Show all lines containing "kind" from the data below.

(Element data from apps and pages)

▼

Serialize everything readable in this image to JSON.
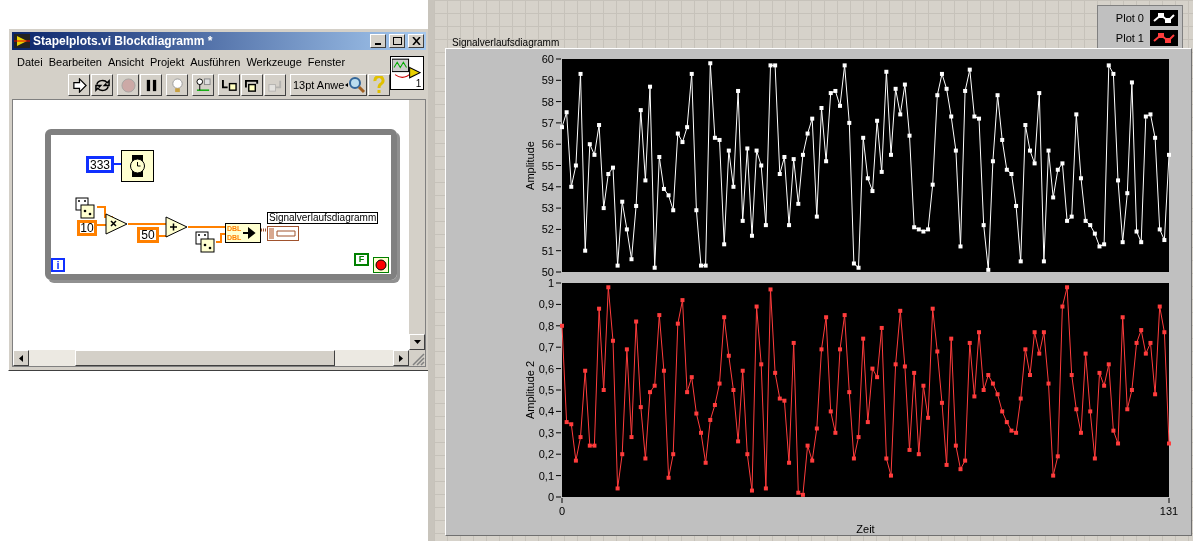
{
  "block_diagram_window": {
    "title": "Stapelplots.vi Blockdiagramm *",
    "menu": [
      "Datei",
      "Bearbeiten",
      "Ansicht",
      "Projekt",
      "Ausführen",
      "Werkzeuge",
      "Fenster"
    ],
    "toolbar": {
      "font_selector": "13pt Anwe",
      "buttons": [
        {
          "kind": "run",
          "disabled": false
        },
        {
          "kind": "run-continuous",
          "disabled": false
        },
        {
          "kind": "abort",
          "disabled": true
        },
        {
          "kind": "pause",
          "disabled": false
        },
        {
          "kind": "highlight",
          "disabled": false
        },
        {
          "kind": "retain",
          "disabled": false
        },
        {
          "kind": "step-into",
          "disabled": false
        },
        {
          "kind": "step-over",
          "disabled": false
        },
        {
          "kind": "step-out",
          "disabled": true
        }
      ]
    },
    "connector_pane_number": "1",
    "diagram": {
      "wait_constant": "333",
      "multiply_constant": "10",
      "add_constant": "50",
      "type_labels": [
        "DBL",
        "DBL"
      ],
      "graph_terminal_label": "Signalverlaufsdiagramm",
      "loop_iteration": "i",
      "stop_constant": "F"
    }
  },
  "front_panel": {
    "graph": {
      "label": "Signalverlaufsdiagramm",
      "charts": [
        {
          "chart_data": {
            "type": "line",
            "ylabel": "Amplitude",
            "x": [
              0,
              1,
              2,
              3,
              4,
              5,
              6,
              7,
              8,
              9,
              10,
              11,
              12,
              13,
              14,
              15,
              16,
              17,
              18,
              19,
              20,
              21,
              22,
              23,
              24,
              25,
              26,
              27,
              28,
              29,
              30,
              31,
              32,
              33,
              34,
              35,
              36,
              37,
              38,
              39,
              40,
              41,
              42,
              43,
              44,
              45,
              46,
              47,
              48,
              49,
              50,
              51,
              52,
              53,
              54,
              55,
              56,
              57,
              58,
              59,
              60,
              61,
              62,
              63,
              64,
              65,
              66,
              67,
              68,
              69,
              70,
              71,
              72,
              73,
              74,
              75,
              76,
              77,
              78,
              79,
              80,
              81,
              82,
              83,
              84,
              85,
              86,
              87,
              88,
              89,
              90,
              91,
              92,
              93,
              94,
              95,
              96,
              97,
              98,
              99,
              100,
              101,
              102,
              103,
              104,
              105,
              106,
              107,
              108,
              109,
              110,
              111,
              112,
              113,
              114,
              115,
              116,
              117,
              118,
              119,
              120,
              121,
              122,
              123,
              124,
              125,
              126,
              127,
              128,
              129,
              130,
              131
            ],
            "xlim": [
              0,
              131
            ],
            "ylim": [
              50,
              60
            ],
            "yticks": [
              50,
              51,
              52,
              53,
              54,
              55,
              56,
              57,
              58,
              59,
              60
            ],
            "series": [
              {
                "name": "Plot 0",
                "color": "#ffffff",
                "marker": "square",
                "values": [
                  56.8,
                  57.5,
                  54,
                  55,
                  59.3,
                  51,
                  56,
                  55.5,
                  56.9,
                  53,
                  54.6,
                  54.9,
                  50.3,
                  53.3,
                  52,
                  50.6,
                  53.1,
                  57.6,
                  54.3,
                  58.7,
                  50.2,
                  55.4,
                  53.9,
                  53.6,
                  52.9,
                  56.5,
                  56.1,
                  56.8,
                  59.3,
                  52.9,
                  50.3,
                  50.3,
                  59.8,
                  56.3,
                  56.2,
                  51.3,
                  55.7,
                  54,
                  58.5,
                  52.4,
                  55.8,
                  51.7,
                  55.7,
                  55,
                  52.2,
                  59.7,
                  59.7,
                  54.6,
                  55.4,
                  52.2,
                  55.3,
                  53.2,
                  55.5,
                  56.5,
                  57.2,
                  52.6,
                  57.7,
                  55.2,
                  58.4,
                  58.5,
                  57.8,
                  59.7,
                  57,
                  50.4,
                  50.2,
                  56.3,
                  54.4,
                  53.8,
                  57.1,
                  54.7,
                  59.4,
                  55.5,
                  58.6,
                  57.4,
                  58.8,
                  56.4,
                  52.1,
                  52,
                  51.9,
                  52,
                  54.1,
                  58.3,
                  59.3,
                  58.6,
                  57.3,
                  55.7,
                  51.2,
                  58.5,
                  59.5,
                  57.3,
                  57.2,
                  52.2,
                  50.1,
                  55.2,
                  58.3,
                  56.2,
                  54.8,
                  54.6,
                  53.1,
                  50.5,
                  56.9,
                  55.7,
                  55.1,
                  58.4,
                  50.5,
                  55.7,
                  53.5,
                  54.8,
                  55.1,
                  52.4,
                  52.6,
                  57.4,
                  54.4,
                  52.4,
                  52.2,
                  51.8,
                  51.2,
                  51.3,
                  59.7,
                  59.3,
                  54.3,
                  51.4,
                  53.7,
                  58.9,
                  51.9,
                  51.4,
                  57.3,
                  57.4,
                  56.3,
                  52,
                  51.5,
                  55.5
                ]
              }
            ]
          }
        },
        {
          "chart_data": {
            "type": "line",
            "xlabel": "Zeit",
            "ylabel": "Amplitude 2",
            "x": [
              0,
              1,
              2,
              3,
              4,
              5,
              6,
              7,
              8,
              9,
              10,
              11,
              12,
              13,
              14,
              15,
              16,
              17,
              18,
              19,
              20,
              21,
              22,
              23,
              24,
              25,
              26,
              27,
              28,
              29,
              30,
              31,
              32,
              33,
              34,
              35,
              36,
              37,
              38,
              39,
              40,
              41,
              42,
              43,
              44,
              45,
              46,
              47,
              48,
              49,
              50,
              51,
              52,
              53,
              54,
              55,
              56,
              57,
              58,
              59,
              60,
              61,
              62,
              63,
              64,
              65,
              66,
              67,
              68,
              69,
              70,
              71,
              72,
              73,
              74,
              75,
              76,
              77,
              78,
              79,
              80,
              81,
              82,
              83,
              84,
              85,
              86,
              87,
              88,
              89,
              90,
              91,
              92,
              93,
              94,
              95,
              96,
              97,
              98,
              99,
              100,
              101,
              102,
              103,
              104,
              105,
              106,
              107,
              108,
              109,
              110,
              111,
              112,
              113,
              114,
              115,
              116,
              117,
              118,
              119,
              120,
              121,
              122,
              123,
              124,
              125,
              126,
              127,
              128,
              129,
              130,
              131
            ],
            "xlim": [
              0,
              131
            ],
            "xticks": [
              0,
              131
            ],
            "ylim": [
              0,
              1
            ],
            "yticks": [
              {
                "value": 0,
                "label": "0"
              },
              {
                "value": 0.1,
                "label": "0,1"
              },
              {
                "value": 0.2,
                "label": "0,2"
              },
              {
                "value": 0.3,
                "label": "0,3"
              },
              {
                "value": 0.4,
                "label": "0,4"
              },
              {
                "value": 0.5,
                "label": "0,5"
              },
              {
                "value": 0.6,
                "label": "0,6"
              },
              {
                "value": 0.7,
                "label": "0,7"
              },
              {
                "value": 0.8,
                "label": "0,8"
              },
              {
                "value": 0.9,
                "label": "0,9"
              },
              {
                "value": 1,
                "label": "1"
              }
            ],
            "series": [
              {
                "name": "Plot 1",
                "color": "#ff3c3c",
                "marker": "square",
                "values": [
                  0.8,
                  0.35,
                  0.34,
                  0.17,
                  0.28,
                  0.59,
                  0.24,
                  0.24,
                  0.88,
                  0.5,
                  0.98,
                  0.73,
                  0.04,
                  0.2,
                  0.69,
                  0.28,
                  0.82,
                  0.42,
                  0.18,
                  0.49,
                  0.52,
                  0.85,
                  0.59,
                  0.09,
                  0.2,
                  0.81,
                  0.92,
                  0.49,
                  0.56,
                  0.39,
                  0.3,
                  0.16,
                  0.36,
                  0.43,
                  0.53,
                  0.84,
                  0.66,
                  0.5,
                  0.26,
                  0.59,
                  0.2,
                  0.03,
                  0.89,
                  0.62,
                  0.04,
                  0.97,
                  0.58,
                  0.46,
                  0.45,
                  0.16,
                  0.72,
                  0.02,
                  0.01,
                  0.24,
                  0.17,
                  0.32,
                  0.69,
                  0.84,
                  0.4,
                  0.3,
                  0.69,
                  0.85,
                  0.49,
                  0.18,
                  0.28,
                  0.74,
                  0.35,
                  0.6,
                  0.56,
                  0.79,
                  0.18,
                  0.1,
                  0.62,
                  0.87,
                  0.61,
                  0.22,
                  0.58,
                  0.2,
                  0.52,
                  0.37,
                  0.88,
                  0.68,
                  0.44,
                  0.15,
                  0.74,
                  0.24,
                  0.13,
                  0.17,
                  0.72,
                  0.47,
                  0.77,
                  0.5,
                  0.57,
                  0.53,
                  0.48,
                  0.4,
                  0.35,
                  0.31,
                  0.3,
                  0.46,
                  0.69,
                  0.57,
                  0.77,
                  0.67,
                  0.77,
                  0.53,
                  0.1,
                  0.19,
                  0.89,
                  0.98,
                  0.57,
                  0.41,
                  0.3,
                  0.67,
                  0.4,
                  0.18,
                  0.58,
                  0.52,
                  0.62,
                  0.31,
                  0.25,
                  0.84,
                  0.41,
                  0.5,
                  0.72,
                  0.78,
                  0.67,
                  0.72,
                  0.48,
                  0.89,
                  0.77,
                  0.25
                ]
              }
            ]
          }
        }
      ]
    }
  }
}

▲

◆ RESPONSE:
          "kind": "run",
          "kind": "run-continuous",
          "kind": "abort",
          "kind": "pause",
          "kind": "highlight",
          "kind": "retain",
          "kind": "step-into",
          "kind": "step-over",
          "kind": "step-out",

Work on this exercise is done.